Hi-Vis Women the way forward for building, construction
As we approach International Women’s Day, it’s timely to reflect on the progress women have made in professions that were seen largely as the domain of men — law, medicine, engineering and architecture to name a few.
But there’s still so much to be done with women under-represented in many workplaces, particularly in building and construction.
As a practising architect, I spend plenty of time around building sites (large and small), and one of the perennial disappointments is the lack of women.
According to the Federal Government’s Workplace Gender Equality Agency, women still make up less than 12 per cent of the construction workforce, which means the industry ranks last on the gender-equality ladder when comparing equal workforce composition.
Women are under-represented throughout the industry and often face social, cultural and structural barriers to participation.
This has led to a lack of female leadership and role models within the industry.
Thankfully, there are some prominent people in the Perth business community who are attempting to redress the imbalance in innovative and inspiring ways.
During my time as president of the Institute of Architects, I was fortunate to meet the amazing women behind Hi-Vis Women, a collaboration between the Chamber of Commerce and Industry WA, Curtin University and Buildcraft WA — an award-winning Perth-based building company with an all-female ownership team led by the fantastic Linda Hamilton and Pauline England.
Hi-Vis Women is an independent advocacy organisation dedicated to “demolishing inequality in the building and construction industry”, by promoting greater female participation in all aspects of the construction industry.
Since its inception in 2017, it has worked hard to raise awareness of the possible career pathways into the industry and to ensure that these are attainable for young women.
Now Hi-Vis Women is set to take its advocacy to another more practical level, with a series of ambitious building projects planned across Perth and regional areas.
These projects will be completed by all-female teams of tradies, with a focus on providing work opportunities to young women aged from 15 to 25 from at-risk environments, including those from lower socio-economic backgrounds and those dealing with behavioural issues.
The young women involved will be mentored and provided with on-the-job training, skills development and support to pursue careers in the building and construction industry.
The selected building projects will also be aimed at meeting specific areas of community need across metropolitan and regional areas of WA.
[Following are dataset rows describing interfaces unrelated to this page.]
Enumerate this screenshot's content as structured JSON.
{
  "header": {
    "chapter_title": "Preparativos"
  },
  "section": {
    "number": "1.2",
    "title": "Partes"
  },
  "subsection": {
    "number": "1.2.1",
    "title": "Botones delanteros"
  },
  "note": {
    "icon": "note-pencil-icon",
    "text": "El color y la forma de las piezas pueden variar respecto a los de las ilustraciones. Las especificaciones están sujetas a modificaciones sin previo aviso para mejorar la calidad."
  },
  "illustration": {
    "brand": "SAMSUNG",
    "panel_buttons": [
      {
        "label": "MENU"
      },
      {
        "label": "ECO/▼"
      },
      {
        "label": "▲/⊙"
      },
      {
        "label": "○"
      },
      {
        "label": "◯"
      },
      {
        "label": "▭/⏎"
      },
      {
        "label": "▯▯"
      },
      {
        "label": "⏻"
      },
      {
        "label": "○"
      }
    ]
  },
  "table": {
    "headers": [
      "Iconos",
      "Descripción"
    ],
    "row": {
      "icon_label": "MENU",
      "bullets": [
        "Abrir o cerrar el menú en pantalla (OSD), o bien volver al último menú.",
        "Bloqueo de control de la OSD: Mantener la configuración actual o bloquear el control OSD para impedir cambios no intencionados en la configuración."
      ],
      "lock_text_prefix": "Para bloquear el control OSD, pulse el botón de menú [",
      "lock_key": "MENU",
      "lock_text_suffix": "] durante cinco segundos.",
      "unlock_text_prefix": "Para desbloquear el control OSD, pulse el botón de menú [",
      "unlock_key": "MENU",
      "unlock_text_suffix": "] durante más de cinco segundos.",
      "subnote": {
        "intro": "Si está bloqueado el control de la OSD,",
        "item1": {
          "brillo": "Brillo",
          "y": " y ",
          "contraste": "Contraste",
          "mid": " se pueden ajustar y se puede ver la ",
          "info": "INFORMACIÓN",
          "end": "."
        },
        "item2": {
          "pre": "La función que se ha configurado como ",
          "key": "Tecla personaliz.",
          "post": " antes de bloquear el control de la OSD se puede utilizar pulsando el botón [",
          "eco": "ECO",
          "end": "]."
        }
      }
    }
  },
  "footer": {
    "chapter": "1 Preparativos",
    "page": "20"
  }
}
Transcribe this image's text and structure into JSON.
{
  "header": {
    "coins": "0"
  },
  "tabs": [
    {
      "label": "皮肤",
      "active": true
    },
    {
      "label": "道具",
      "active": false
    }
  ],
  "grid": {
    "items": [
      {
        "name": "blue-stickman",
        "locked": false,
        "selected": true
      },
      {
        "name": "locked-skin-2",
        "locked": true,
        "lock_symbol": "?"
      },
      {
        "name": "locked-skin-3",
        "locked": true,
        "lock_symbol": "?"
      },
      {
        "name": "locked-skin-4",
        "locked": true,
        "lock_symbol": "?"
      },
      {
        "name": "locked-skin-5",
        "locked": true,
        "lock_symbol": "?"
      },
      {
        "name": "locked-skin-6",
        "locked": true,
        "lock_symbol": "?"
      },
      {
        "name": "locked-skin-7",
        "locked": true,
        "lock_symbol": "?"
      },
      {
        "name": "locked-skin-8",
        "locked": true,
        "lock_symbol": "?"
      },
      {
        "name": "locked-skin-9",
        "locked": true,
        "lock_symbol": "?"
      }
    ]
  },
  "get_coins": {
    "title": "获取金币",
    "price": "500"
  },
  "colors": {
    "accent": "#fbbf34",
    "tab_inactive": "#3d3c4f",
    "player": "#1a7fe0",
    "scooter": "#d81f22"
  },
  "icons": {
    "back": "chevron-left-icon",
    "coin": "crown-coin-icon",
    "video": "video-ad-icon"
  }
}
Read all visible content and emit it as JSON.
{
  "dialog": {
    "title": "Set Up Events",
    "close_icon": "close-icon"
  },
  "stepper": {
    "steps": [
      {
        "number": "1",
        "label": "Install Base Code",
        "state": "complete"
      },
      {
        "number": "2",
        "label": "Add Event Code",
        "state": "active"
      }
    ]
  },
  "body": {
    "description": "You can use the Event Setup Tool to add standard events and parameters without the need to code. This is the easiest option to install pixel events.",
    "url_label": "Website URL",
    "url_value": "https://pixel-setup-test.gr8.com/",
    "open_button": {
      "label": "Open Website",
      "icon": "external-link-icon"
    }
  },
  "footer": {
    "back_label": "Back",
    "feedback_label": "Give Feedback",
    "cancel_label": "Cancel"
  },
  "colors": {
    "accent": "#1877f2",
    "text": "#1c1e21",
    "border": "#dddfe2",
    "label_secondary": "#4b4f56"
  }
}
So, in addition to generating career opportunities for at-risk women, WA communities will get much-needed facilities, generating a positive social impact on two fronts.
In the coming months, Hi-Vis Women will be looking for support and assistance from industry and interested community members to join their network and spread the word.
A series of fundraising and networking events are also planned throughout the year to allow these all-female building projects to proceed.
What better time to get involved in this important work than in the lead-up to International Women’s Day?
Source: Suzanne Hunt, The West Australian –